The racist legacy of tipping

The racist legacy of tipping

President Joe Biden said Friday that his plan to raise the federal minimum wage to $15 an hour by 2025 is unlikely to survive as part of his Covid-19 relief package, thanks to the arcane rules that govern what the Senate will allow in a budget bill. That’s bad news for millions of workers around the country, but especially those who work for tips in the restaurant industry. Civil rights lawyer Michelle Alexander, writing in The New York Times, looks at the racist history of the peculiar American tradition that expects restaurant employees, who are disproportionately Black, brown and female, to work at a fraction of the minimum wage. 

Tipping had originated in Europe as “noblesse oblige,” a practice among aristocrats to show favor to servants. But when the idea came to the United States, restaurant corporations mutated the idea of tips from being bonuses provided by aristocrats to their inferiors to becoming the only source of income for Black workers they did not want to pay. … And in 1938, when Franklin Roosevelt signed the nation’s first minimum wage into law, it excluded restaurant workers, a category that included a disproportionate number of Black people.

A phony ‘war’ on oil
President Joe Biden’s decision to pause oil and gas leasing on federal lands as part of his climate change agenda has gotten Louisiana politicians and their sponsors worked into quite a lather.
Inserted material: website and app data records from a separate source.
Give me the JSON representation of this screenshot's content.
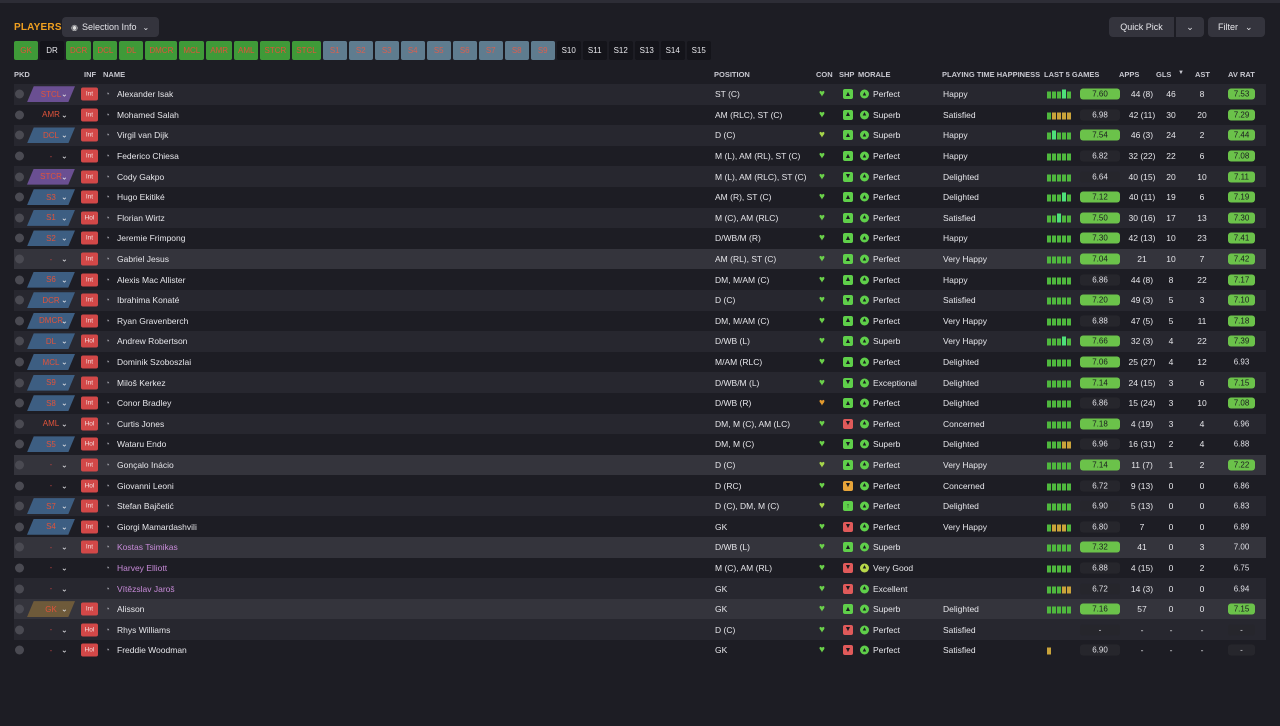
{
  "header": {
    "title": "PLAYERS",
    "selection_info": "Selection Info",
    "quick_pick": "Quick Pick",
    "filter": "Filter"
  },
  "chips": [
    {
      "label": "GK",
      "style": "green"
    },
    {
      "label": "DR",
      "style": "black"
    },
    {
      "label": "DCR",
      "style": "green"
    },
    {
      "label": "DCL",
      "style": "green"
    },
    {
      "label": "DL",
      "style": "green"
    },
    {
      "label": "DMCR",
      "style": "green"
    },
    {
      "label": "MCL",
      "style": "green"
    },
    {
      "label": "AMR",
      "style": "green"
    },
    {
      "label": "AML",
      "style": "green"
    },
    {
      "label": "STCR",
      "style": "green"
    },
    {
      "label": "STCL",
      "style": "green"
    },
    {
      "label": "S1",
      "style": "gray"
    },
    {
      "label": "S2",
      "style": "gray"
    },
    {
      "label": "S3",
      "style": "gray"
    },
    {
      "label": "S4",
      "style": "gray"
    },
    {
      "label": "S5",
      "style": "gray"
    },
    {
      "label": "S6",
      "style": "gray"
    },
    {
      "label": "S7",
      "style": "gray"
    },
    {
      "label": "S8",
      "style": "gray"
    },
    {
      "label": "S9",
      "style": "gray"
    },
    {
      "label": "S10",
      "style": "black"
    },
    {
      "label": "S11",
      "style": "black"
    },
    {
      "label": "S12",
      "style": "black"
    },
    {
      "label": "S13",
      "style": "black"
    },
    {
      "label": "S14",
      "style": "black"
    },
    {
      "label": "S15",
      "style": "black"
    }
  ],
  "columns": {
    "pkd": "PKD",
    "inf": "INF",
    "name": "NAME",
    "position": "POSITION",
    "con": "CON",
    "shp": "SHP",
    "morale": "MORALE",
    "pth": "PLAYING TIME HAPPINESS",
    "last5": "LAST 5 GAMES",
    "apps": "APPS",
    "gls": "GLS",
    "ast": "AST",
    "avrat": "AV RAT"
  },
  "colors": {
    "green": "#6bc24a",
    "chip_green": "#3f9a38",
    "chip_gray": "#5f7c8f",
    "loan_name": "#c78ad8",
    "inf_red": "#d24848"
  },
  "rows": [
    {
      "pkd": "STCL",
      "pkdc": "#6a4f92",
      "inf": "Int",
      "name": "Alexander Isak",
      "pos": "ST (C)",
      "shp": "up",
      "morale": "Perfect",
      "pth": "Happy",
      "form": "gggGg",
      "rat": "7.60",
      "rg": true,
      "apps": "44 (8)",
      "gls": "46",
      "ast": "8",
      "avr": "7.53",
      "ag": true
    },
    {
      "pkd": "AMR",
      "pkdc": "",
      "inf": "Int",
      "name": "Mohamed Salah",
      "pos": "AM (RLC), ST (C)",
      "shp": "up",
      "morale": "Superb",
      "pth": "Satisfied",
      "form": "goooo",
      "rat": "6.98",
      "rg": false,
      "apps": "42 (11)",
      "gls": "30",
      "ast": "20",
      "avr": "7.29",
      "ag": true
    },
    {
      "pkd": "DCL",
      "pkdc": "#3d5e82",
      "inf": "Int",
      "name": "Virgil van Dijk",
      "pos": "D (C)",
      "shp": "up",
      "morale": "Superb",
      "pth": "Happy",
      "form": "gGggg",
      "rat": "7.54",
      "rg": true,
      "apps": "46 (3)",
      "gls": "24",
      "ast": "2",
      "avr": "7.44",
      "ag": true
    },
    {
      "pkd": "-",
      "pkdc": "",
      "inf": "Int",
      "name": "Federico Chiesa",
      "pos": "M (L), AM (RL), ST (C)",
      "shp": "up",
      "morale": "Perfect",
      "pth": "Happy",
      "form": "ggggg",
      "rat": "6.82",
      "rg": false,
      "apps": "32 (22)",
      "gls": "22",
      "ast": "6",
      "avr": "7.08",
      "ag": true
    },
    {
      "pkd": "STCR",
      "pkdc": "#6a4f92",
      "inf": "Int",
      "name": "Cody Gakpo",
      "pos": "M (L), AM (RLC), ST (C)",
      "shp": "down",
      "morale": "Perfect",
      "pth": "Delighted",
      "form": "ggggg",
      "rat": "6.64",
      "rg": false,
      "apps": "40 (15)",
      "gls": "20",
      "ast": "10",
      "avr": "7.11",
      "ag": true
    },
    {
      "pkd": "S3",
      "pkdc": "#3d5e82",
      "inf": "Int",
      "name": "Hugo Ekitiké",
      "pos": "AM (R), ST (C)",
      "shp": "up",
      "morale": "Perfect",
      "pth": "Delighted",
      "form": "gggGg",
      "rat": "7.12",
      "rg": true,
      "apps": "40 (11)",
      "gls": "19",
      "ast": "6",
      "avr": "7.19",
      "ag": true
    },
    {
      "pkd": "S1",
      "pkdc": "#3d5e82",
      "inf": "Hol",
      "name": "Florian Wirtz",
      "pos": "M (C), AM (RLC)",
      "shp": "up",
      "morale": "Perfect",
      "pth": "Satisfied",
      "form": "ggGgg",
      "rat": "7.50",
      "rg": true,
      "apps": "30 (16)",
      "gls": "17",
      "ast": "13",
      "avr": "7.30",
      "ag": true
    },
    {
      "pkd": "S2",
      "pkdc": "#3d5e82",
      "inf": "Int",
      "name": "Jeremie Frimpong",
      "pos": "D/WB/M (R)",
      "shp": "up",
      "morale": "Perfect",
      "pth": "Happy",
      "form": "ggggg",
      "rat": "7.30",
      "rg": true,
      "apps": "42 (13)",
      "gls": "10",
      "ast": "23",
      "avr": "7.41",
      "ag": true
    },
    {
      "pkd": "-",
      "pkdc": "",
      "inf": "Int",
      "name": "Gabriel Jesus",
      "pos": "AM (RL), ST (C)",
      "shp": "up",
      "morale": "Perfect",
      "pth": "Very Happy",
      "form": "ggggg",
      "rat": "7.04",
      "rg": true,
      "apps": "21",
      "gls": "10",
      "ast": "7",
      "avr": "7.42",
      "ag": true
    },
    {
      "pkd": "S6",
      "pkdc": "#3d5e82",
      "inf": "Int",
      "name": "Alexis Mac Allister",
      "pos": "DM, M/AM (C)",
      "shp": "up",
      "morale": "Perfect",
      "pth": "Happy",
      "form": "ggggg",
      "rat": "6.86",
      "rg": false,
      "apps": "44 (8)",
      "gls": "8",
      "ast": "22",
      "avr": "7.17",
      "ag": true
    },
    {
      "pkd": "DCR",
      "pkdc": "#3d5e82",
      "inf": "Int",
      "name": "Ibrahima Konaté",
      "pos": "D (C)",
      "shp": "down",
      "morale": "Perfect",
      "pth": "Satisfied",
      "form": "ggggg",
      "rat": "7.20",
      "rg": true,
      "apps": "49 (3)",
      "gls": "5",
      "ast": "3",
      "avr": "7.10",
      "ag": true
    },
    {
      "pkd": "DMCR",
      "pkdc": "#3d5e82",
      "inf": "Int",
      "name": "Ryan Gravenberch",
      "pos": "DM, M/AM (C)",
      "shp": "up",
      "morale": "Perfect",
      "pth": "Very Happy",
      "form": "ggggg",
      "rat": "6.88",
      "rg": false,
      "apps": "47 (5)",
      "gls": "5",
      "ast": "11",
      "avr": "7.18",
      "ag": true
    },
    {
      "pkd": "DL",
      "pkdc": "#3d5e82",
      "inf": "Hol",
      "name": "Andrew Robertson",
      "pos": "D/WB (L)",
      "shp": "up",
      "morale": "Superb",
      "pth": "Very Happy",
      "form": "gggGg",
      "rat": "7.66",
      "rg": true,
      "apps": "32 (3)",
      "gls": "4",
      "ast": "22",
      "avr": "7.39",
      "ag": true
    },
    {
      "pkd": "MCL",
      "pkdc": "#3d5e82",
      "inf": "Int",
      "name": "Dominik Szoboszlai",
      "pos": "M/AM (RLC)",
      "shp": "up",
      "morale": "Perfect",
      "pth": "Delighted",
      "form": "ggggg",
      "rat": "7.06",
      "rg": true,
      "apps": "25 (27)",
      "gls": "4",
      "ast": "12",
      "avr": "6.93",
      "ag": false
    },
    {
      "pkd": "S9",
      "pkdc": "#3d5e82",
      "inf": "Int",
      "name": "Miloš Kerkez",
      "pos": "D/WB/M (L)",
      "shp": "down",
      "morale": "Exceptional",
      "pth": "Delighted",
      "form": "ggggg",
      "rat": "7.14",
      "rg": true,
      "apps": "24 (15)",
      "gls": "3",
      "ast": "6",
      "avr": "7.15",
      "ag": true
    },
    {
      "pkd": "S8",
      "pkdc": "#3d5e82",
      "inf": "Int",
      "name": "Conor Bradley",
      "pos": "D/WB (R)",
      "shp": "up",
      "morale": "Perfect",
      "pth": "Delighted",
      "form": "ggggg",
      "rat": "6.86",
      "rg": false,
      "apps": "15 (24)",
      "gls": "3",
      "ast": "10",
      "avr": "7.08",
      "ag": true
    },
    {
      "pkd": "AML",
      "pkdc": "",
      "inf": "Hol",
      "name": "Curtis Jones",
      "pos": "DM, M (C), AM (LC)",
      "shp": "red",
      "morale": "Perfect",
      "pth": "Concerned",
      "form": "ggggg",
      "rat": "7.18",
      "rg": true,
      "apps": "4 (19)",
      "gls": "3",
      "ast": "4",
      "avr": "6.96",
      "ag": false
    },
    {
      "pkd": "S5",
      "pkdc": "#3d5e82",
      "inf": "Hol",
      "name": "Wataru Endo",
      "pos": "DM, M (C)",
      "shp": "down",
      "morale": "Superb",
      "pth": "Delighted",
      "form": "gggoo",
      "rat": "6.96",
      "rg": false,
      "apps": "16 (31)",
      "gls": "2",
      "ast": "4",
      "avr": "6.88",
      "ag": false
    },
    {
      "pkd": "-",
      "pkdc": "",
      "inf": "Int",
      "name": "Gonçalo Inácio",
      "pos": "D (C)",
      "shp": "up",
      "morale": "Perfect",
      "pth": "Very Happy",
      "form": "ggggg",
      "rat": "7.14",
      "rg": true,
      "apps": "11 (7)",
      "gls": "1",
      "ast": "2",
      "avr": "7.22",
      "ag": true
    },
    {
      "pkd": "-",
      "pkdc": "",
      "inf": "Hol",
      "name": "Giovanni Leoni",
      "pos": "D (RC)",
      "shp": "amber",
      "morale": "Perfect",
      "pth": "Concerned",
      "form": "ggggg",
      "rat": "6.72",
      "rg": false,
      "apps": "9 (13)",
      "gls": "0",
      "ast": "0",
      "avr": "6.86",
      "ag": false
    },
    {
      "pkd": "S7",
      "pkdc": "#3d5e82",
      "inf": "Int",
      "name": "Stefan Bajčetić",
      "pos": "D (C), DM, M (C)",
      "shp": "upline",
      "morale": "Perfect",
      "pth": "Delighted",
      "form": "ggggg",
      "rat": "6.90",
      "rg": false,
      "apps": "5 (13)",
      "gls": "0",
      "ast": "0",
      "avr": "6.83",
      "ag": false
    },
    {
      "pkd": "S4",
      "pkdc": "#3d5e82",
      "inf": "Int",
      "name": "Giorgi Mamardashvili",
      "pos": "GK",
      "shp": "red",
      "morale": "Perfect",
      "pth": "Very Happy",
      "form": "gooog",
      "rat": "6.80",
      "rg": false,
      "apps": "7",
      "gls": "0",
      "ast": "0",
      "avr": "6.89",
      "ag": false
    },
    {
      "pkd": "-",
      "pkdc": "",
      "inf": "Int",
      "name": "Kostas Tsimikas",
      "pos": "D/WB (L)",
      "shp": "up",
      "morale": "Superb",
      "pth": "",
      "form": "ggggg",
      "rat": "7.32",
      "rg": true,
      "apps": "41",
      "gls": "0",
      "ast": "3",
      "avr": "7.00",
      "ag": false,
      "loan": true
    },
    {
      "pkd": "-",
      "pkdc": "",
      "inf": "",
      "name": "Harvey Elliott",
      "pos": "M (C), AM (RL)",
      "shp": "red",
      "morale": "Very Good",
      "pth": "",
      "form": "ggggg",
      "rat": "6.88",
      "rg": false,
      "apps": "4 (15)",
      "gls": "0",
      "ast": "2",
      "avr": "6.75",
      "ag": false,
      "loan": true
    },
    {
      "pkd": "-",
      "pkdc": "",
      "inf": "",
      "name": "Vítězslav Jaroš",
      "pos": "GK",
      "shp": "red",
      "morale": "Excellent",
      "pth": "",
      "form": "gggoo",
      "rat": "6.72",
      "rg": false,
      "apps": "14 (3)",
      "gls": "0",
      "ast": "0",
      "avr": "6.94",
      "ag": false,
      "loan": true
    },
    {
      "pkd": "GK",
      "pkdc": "#6e5a3a",
      "inf": "Int",
      "name": "Alisson",
      "pos": "GK",
      "shp": "up",
      "morale": "Superb",
      "pth": "Delighted",
      "form": "ggggg",
      "rat": "7.16",
      "rg": true,
      "apps": "57",
      "gls": "0",
      "ast": "0",
      "avr": "7.15",
      "ag": true
    },
    {
      "pkd": "-",
      "pkdc": "",
      "inf": "Hol",
      "name": "Rhys Williams",
      "pos": "D (C)",
      "shp": "red",
      "morale": "Perfect",
      "pth": "Satisfied",
      "form": "",
      "rat": "-",
      "rg": false,
      "apps": "-",
      "gls": "-",
      "ast": "-",
      "avr": "-",
      "ag": false
    },
    {
      "pkd": "-",
      "pkdc": "",
      "inf": "Hol",
      "name": "Freddie Woodman",
      "pos": "GK",
      "shp": "red",
      "morale": "Perfect",
      "pth": "Satisfied",
      "form": "o",
      "rat": "6.90",
      "rg": false,
      "apps": "-",
      "gls": "-",
      "ast": "-",
      "avr": "-",
      "ag": false
    }
  ]
}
They charge that Biden’s “war on oil” will kill an economic engine that drives South Louisiana and hurt small businesses in particular. But The Times-Picayune | Baton Rouge Advocate columnist Bob Marshall notes that the extraction industry’s promoters vastly overstate its economic footprint in South Louisiana. 

Oil hasn’t been a leading employer in coastal Louisiana for years. The latest figures on coastal parish employment from the National Oceanic and Atmospheric Administration shows only 15% of coastal residents work in oil and gas, far behind the 51% in tourism and recreation. Indeed, a recent survey showed even coastal restoration – the businesses repairing damage done by oil and gas – now employs 32,000 people compared to only 26,000 in oil and gas. 

In a letter to The Advocate, volunteer activist Angelle Bradford says Louisiana should take a cue from the big energy companies and start looking ahead to a future less dependent on fossil fuels. 

We are still having the wrong conversation. Instead of reframing and reimagining what this state could be, so many of us are being pigeonholed into believing that oil and gas is all we have ever been and all we will ever be. … Oil and gas, petrochemical and utility companies are all looking ahead. If they are not investing in alternative energy in the U.S., they are doing so abroad, while abiding by stricter environmental rules and regulations that do not poison the people who live there.

Spotlight on police reforms
The killing of George Floyd by Minneapolis police sparked nationwide calls for police reform, which in Louisiana resulted in the creation of a 25-person task force that has spent the last six months developing detailed recommendations for the Legislature to consider. The AP’s Melinda Deslatte reports that the group came up with 18 proposed reforms that will likely come up for debate in the two-month lawmaking session that starts in April: 

The proposals include changes to the handling of complaints against police officers, new limits on chokeholds and no-knock warrants, requirements for anti-bias training and reduction of certain legal protections for law enforcement. They would require detailed policies for when body cameras and dash cameras must be turned on by officers who have them and stepped-up minority recruitment efforts for police departments.

Renters on the edge
The January jobs report, released Friday, provides fresh evidence that America’s economic recovery has stalled and many people have given up looking for jobs and are dropping out of the workforce altogether. The economic pain has been felt most acutely by those who were already struggling to get by before the pandemic, and much of this hardship fails to show up in official data on housing and evictions. The New York Times’ Conor Dougherty reports on the rise in housing insecurity, which is forcing many people with low incomes into temporary arrangements. 

One measure of relief came when Mr. Biden extended — by two months — a federal eviction moratorium that was scheduled to expire at the end of January, as states and cities also moved to extend their own eviction moratoriums. In addition, $25 billion in federal rental aid approved in December is set to be distributed. But for every million or so households who are evicted in the United States each year, there are many more millions who move out before they miss a payment, who cut back on food and medicine to make rent, who take up informal housing arrangements that exist outside the traditional landlord-tenant relationship.

Number of the Day
1.2 million – Estimated number of parents, mostly women, who left the workforce between February and October of 2020 (Source: New York Times)